__Stored items from a collection__
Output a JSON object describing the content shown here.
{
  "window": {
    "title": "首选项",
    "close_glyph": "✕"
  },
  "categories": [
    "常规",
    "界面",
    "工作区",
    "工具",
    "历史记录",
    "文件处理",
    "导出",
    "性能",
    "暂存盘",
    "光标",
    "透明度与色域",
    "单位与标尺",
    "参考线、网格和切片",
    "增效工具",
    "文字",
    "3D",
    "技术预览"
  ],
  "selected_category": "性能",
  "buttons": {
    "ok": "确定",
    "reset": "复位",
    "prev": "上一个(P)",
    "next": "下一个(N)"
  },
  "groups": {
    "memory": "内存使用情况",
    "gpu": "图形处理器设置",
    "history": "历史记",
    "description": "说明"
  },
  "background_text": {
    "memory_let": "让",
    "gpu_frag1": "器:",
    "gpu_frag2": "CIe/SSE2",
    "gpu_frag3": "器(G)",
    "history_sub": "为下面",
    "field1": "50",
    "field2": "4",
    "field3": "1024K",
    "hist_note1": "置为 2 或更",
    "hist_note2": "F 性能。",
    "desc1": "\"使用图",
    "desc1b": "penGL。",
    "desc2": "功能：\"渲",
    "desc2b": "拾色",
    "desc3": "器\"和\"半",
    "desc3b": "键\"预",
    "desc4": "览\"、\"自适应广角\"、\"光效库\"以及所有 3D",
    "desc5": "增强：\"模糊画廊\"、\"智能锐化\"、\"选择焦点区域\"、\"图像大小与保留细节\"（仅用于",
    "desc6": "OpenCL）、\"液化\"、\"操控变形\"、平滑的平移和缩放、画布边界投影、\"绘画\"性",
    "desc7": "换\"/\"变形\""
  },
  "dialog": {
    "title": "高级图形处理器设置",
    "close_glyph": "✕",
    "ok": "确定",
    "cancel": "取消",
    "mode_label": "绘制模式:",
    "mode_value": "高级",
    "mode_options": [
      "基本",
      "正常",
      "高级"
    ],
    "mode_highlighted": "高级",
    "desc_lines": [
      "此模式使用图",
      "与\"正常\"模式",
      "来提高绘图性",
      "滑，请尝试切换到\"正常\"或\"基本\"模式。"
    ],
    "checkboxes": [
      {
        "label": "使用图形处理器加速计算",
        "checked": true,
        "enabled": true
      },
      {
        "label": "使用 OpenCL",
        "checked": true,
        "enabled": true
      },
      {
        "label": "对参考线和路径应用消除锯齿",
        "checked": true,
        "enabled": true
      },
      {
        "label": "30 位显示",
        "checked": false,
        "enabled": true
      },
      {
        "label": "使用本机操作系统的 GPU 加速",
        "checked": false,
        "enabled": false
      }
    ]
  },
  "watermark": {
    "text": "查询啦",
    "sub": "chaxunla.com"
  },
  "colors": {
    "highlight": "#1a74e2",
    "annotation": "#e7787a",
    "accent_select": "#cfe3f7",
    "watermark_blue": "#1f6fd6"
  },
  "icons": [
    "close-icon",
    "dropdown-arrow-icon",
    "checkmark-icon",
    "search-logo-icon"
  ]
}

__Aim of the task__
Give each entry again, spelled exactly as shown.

__Task result__
Output a JSON object describing the content shown here.
{
  "window": {
    "title": "首选项",
    "close_glyph": "✕"
  },
  "categories": [
    "常规",
    "界面",
    "工作区",
    "工具",
    "历史记录",
    "文件处理",
    "导出",
    "性能",
    "暂存盘",
    "光标",
    "透明度与色域",
    "单位与标尺",
    "参考线、网格和切片",
    "增效工具",
    "文字",
    "3D",
    "技术预览"
  ],
  "selected_category": "性能",
  "buttons": {
    "ok": "确定",
    "reset": "复位",
    "prev": "上一个(P)",
    "next": "下一个(N)"
  },
  "groups": {
    "memory": "内存使用情况",
    "gpu": "图形处理器设置",
    "history": "历史记",
    "description": "说明"
  },
  "background_text": {
    "memory_let": "让",
    "gpu_frag1": "器:",
    "gpu_frag2": "CIe/SSE2",
    "gpu_frag3": "器(G)",
    "history_sub": "为下面",
    "field1": "50",
    "field2": "4",
    "field3": "1024K",
    "hist_note1": "置为 2 或更",
    "hist_note2": "F 性能。",
    "desc1": "\"使用图",
    "desc1b": "penGL。",
    "desc2": "功能：\"渲",
    "desc2b": "拾色",
    "desc3": "器\"和\"半",
    "desc3b": "键\"预",
    "desc4": "览\"、\"自适应广角\"、\"光效库\"以及所有 3D",
    "desc5": "增强：\"模糊画廊\"、\"智能锐化\"、\"选择焦点区域\"、\"图像大小与保留细节\"（仅用于",
    "desc6": "OpenCL）、\"液化\"、\"操控变形\"、平滑的平移和缩放、画布边界投影、\"绘画\"性",
    "desc7": "换\"/\"变形\""
  },
  "dialog": {
    "title": "高级图形处理器设置",
    "close_glyph": "✕",
    "ok": "确定",
    "cancel": "取消",
    "mode_label": "绘制模式:",
    "mode_value": "高级",
    "mode_options": [
      "基本",
      "正常",
      "高级"
    ],
    "mode_highlighted": "高级",
    "desc_lines": [
      "此模式使用图",
      "与\"正常\"模式",
      "来提高绘图性",
      "滑，请尝试切换到\"正常\"或\"基本\"模式。"
    ],
    "checkboxes": [
      {
        "label": "使用图形处理器加速计算",
        "checked": true,
        "enabled": true
      },
      {
        "label": "使用 OpenCL",
        "checked": true,
        "enabled": true
      },
      {
        "label": "对参考线和路径应用消除锯齿",
        "checked": true,
        "enabled": true
      },
      {
        "label": "30 位显示",
        "checked": false,
        "enabled": true
      },
      {
        "label": "使用本机操作系统的 GPU 加速",
        "checked": false,
        "enabled": false
      }
    ]
  },
  "watermark": {
    "text": "查询啦",
    "sub": "chaxunla.com"
  },
  "colors": {
    "highlight": "#1a74e2",
    "annotation": "#e7787a",
    "accent_select": "#cfe3f7",
    "watermark_blue": "#1f6fd6"
  },
  "icons": [
    "close-icon",
    "dropdown-arrow-icon",
    "checkmark-icon",
    "search-logo-icon"
  ]
}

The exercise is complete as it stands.